You'll remember that about the time you started getting really good at golf I swore it off. My reasoning was that, in order to enjoy playing, I wanted to be somewhat proficient at the game, and I was only going to get proficient through practice. Practice, it seemed, was going to take not only time and money, but some sort of commitment too, and I knew that it wasn't going to happen for me on any of those fronts. So, rather than continuing my normal pattern of playing two or three times during the summer and just enjoying being out there, I decided to quit the game altogether. Can't/won't practice, can't/wont improve, game gets frustrating, no point in playing. Or something like that. It's an all or nothing position. If I can't do it right (or more accurately: the way I want) then cut it out completely.
What does this have to do with religion?
About the same time I swore off golf I went through a long period of spiritual reflection and general introspection. We've not talked explicitly about this thus far, so let me get some things on the record for context purposes. I was raised Catholic, baptized and confirmed. Both sides of my family are Catholic (save for some delusional fake orthodox members ... which is really another post). Jen is Catholic as well. Both our kids are baptized. However, I'm what you might call a "non-practicing Catholic". I took a comparative religion class in high school when I was 16, and never really looked back after that. The more I learned, the more difficult it got to think of the Church as the inviolate entity it claims to be. Trite, I know.
So, as it goes with kids, I started to think about how we would raise them. Is there any benefit to being "raised Catholic"? What sort of internal pressures there would be? etc. Jen and I decided to raise the kids Catholic (need to double check that that's still the case :-) ) and I figured that if we were going down that road that I should get my own spiritual junk in order. Hence the aforementioned period of introspection.
It ended up being a fairly long and intense period. Kind of unproductive too. I felt constantly agitated, and ultimately nothing really appealed to me. Nothing made sense.
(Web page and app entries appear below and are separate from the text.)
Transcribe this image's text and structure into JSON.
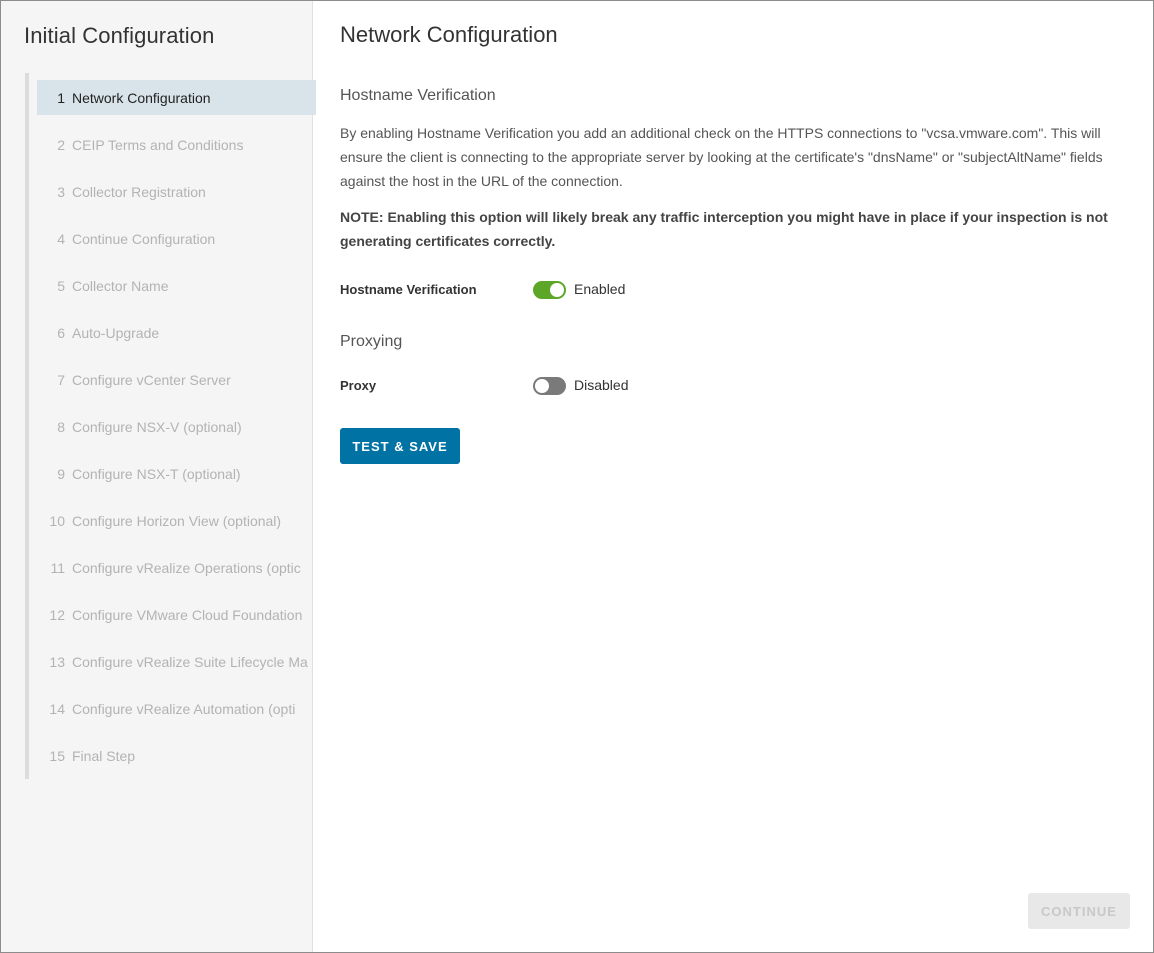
{
  "sidebar": {
    "title": "Initial Configuration",
    "steps": [
      {
        "num": "1",
        "label": "Network Configuration",
        "active": true
      },
      {
        "num": "2",
        "label": "CEIP Terms and Conditions",
        "active": false
      },
      {
        "num": "3",
        "label": "Collector Registration",
        "active": false
      },
      {
        "num": "4",
        "label": "Continue Configuration",
        "active": false
      },
      {
        "num": "5",
        "label": "Collector Name",
        "active": false
      },
      {
        "num": "6",
        "label": "Auto-Upgrade",
        "active": false
      },
      {
        "num": "7",
        "label": "Configure vCenter Server",
        "active": false
      },
      {
        "num": "8",
        "label": "Configure NSX-V (optional)",
        "active": false
      },
      {
        "num": "9",
        "label": "Configure NSX-T (optional)",
        "active": false
      },
      {
        "num": "10",
        "label": "Configure Horizon View (optional)",
        "active": false
      },
      {
        "num": "11",
        "label": "Configure vRealize Operations (optic",
        "active": false
      },
      {
        "num": "12",
        "label": "Configure VMware Cloud Foundation",
        "active": false
      },
      {
        "num": "13",
        "label": "Configure vRealize Suite Lifecycle Ma",
        "active": false
      },
      {
        "num": "14",
        "label": "Configure vRealize Automation (opti",
        "active": false
      },
      {
        "num": "15",
        "label": "Final Step",
        "active": false
      }
    ]
  },
  "main": {
    "title": "Network Configuration",
    "hostname_section": {
      "title": "Hostname Verification",
      "description": "By enabling Hostname Verification you add an additional check on the HTTPS connections to \"vcsa.vmware.com\". This will ensure the client is connecting to the appropriate server by looking at the certificate's \"dnsName\" or \"subjectAltName\" fields against the host in the URL of the connection.",
      "note": "NOTE: Enabling this option will likely break any traffic interception you might have in place if your inspection is not generating certificates correctly.",
      "field_label": "Hostname Verification",
      "toggle_state": "Enabled",
      "toggle_on": true
    },
    "proxy_section": {
      "title": "Proxying",
      "field_label": "Proxy",
      "toggle_state": "Disabled",
      "toggle_on": false
    },
    "test_save_label": "TEST & SAVE",
    "continue_label": "CONTINUE"
  },
  "colors": {
    "accent": "#0072a3",
    "toggle_on": "#5ea628",
    "toggle_off": "#7a7a7a",
    "active_step_bg": "#d9e4ea"
  }
}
Nothing identified itself as a construct that I could view the world with. Throughout this period I experimented with being a good Catholic. Went to Church every Sunday. Read the Bible each night. Read commentary on the Gospels (which actually was very interesting). Prayed even. I decided that if anyone was going to "do Catholic" in this family we were going to do it right. So I sat down with the Catechism of the Catholic Church and starting reading about what the expectations are.
That lasted all of 20 minutes. You cannot live by the catechism without being a monk. Just not possible. Well that's not true. But it *is* really hard (not that the religious life is supposed to be easy). I just couldn't see forcing *that* kind of rigor on my family and living *that* kind of life. Besides I felt like I was faking it. And in a sense I kind of was faking it. The problem is that I never really made the intellectual commitment to it. And secretly the time and money sink(s) annoyed me. Sure, I could continue going to church. Continue sitting for an hour each Sunday listening to stuff I didn't really believe, frustrated that the kids won't sit still and that I could be running or something instead.
So I decided to just stop it all. Just like with golf. If I wasn't going to be a good Catholic, and really *get* something out of church and religious life and actually live it the way it's supposed to be lived, then what was the point? Like golf, if I wasn't going to commit to religion, then why bother doing any of it at all?
Nothing else during this period really spoke to me either. I picked up several books on religion that were teenage favorites and just couldn't get into them. Similarly, my favorite Philosophers weren't really helpful either (Epictetus, Aurelius, Eckhart, Spinoza, etc). Then ... on a whim ... I picked up The Portable Atheist. Wow.
Now I had been meandering toward a very naturalist/rationalist worldview on my own, but TPA really pushed me over the edge. It's not a fantastic book, in fact I think it devotes too many pages to essays that merely point out the shabby or depressing things that people have done in the name of religion over the years. But when it's good, it's very good. The essays by Carl Sagan, Primo Levi, Steven Weinberg, Richard Dawkins, et al. were outstanding. After months of searching, reading, thinking I had finally found something that stirred me. Something I could get onboard with. Specifically there was a passage from Steven Weinberg's essay that really got to me. I think I've mentioned it to you before. It's the one where he says he can understand religious conservatives because:
"... like scientists, [religious conservatives] tell you that they believe in what they believe in because it is true ..."
Weinberg said what he didn't understand was religious liberals because they:
"... seem to think that different people can believe in different mutally exclusive things without any of them being wrong, as long as those beliefs "work for them.""
This is the essay where he coins the term "not even wrong" Religious liberals are not even wrong in Weinberg's view. This passage, along with Primo Levi's anecdote about a man in a concentration camp praying and thanking God that someone else was chosen for execution, added to my failed attempt at playing the religious conservative, made it seem like uber-rationalism and atheism might be for me. Plus it's trendy. :)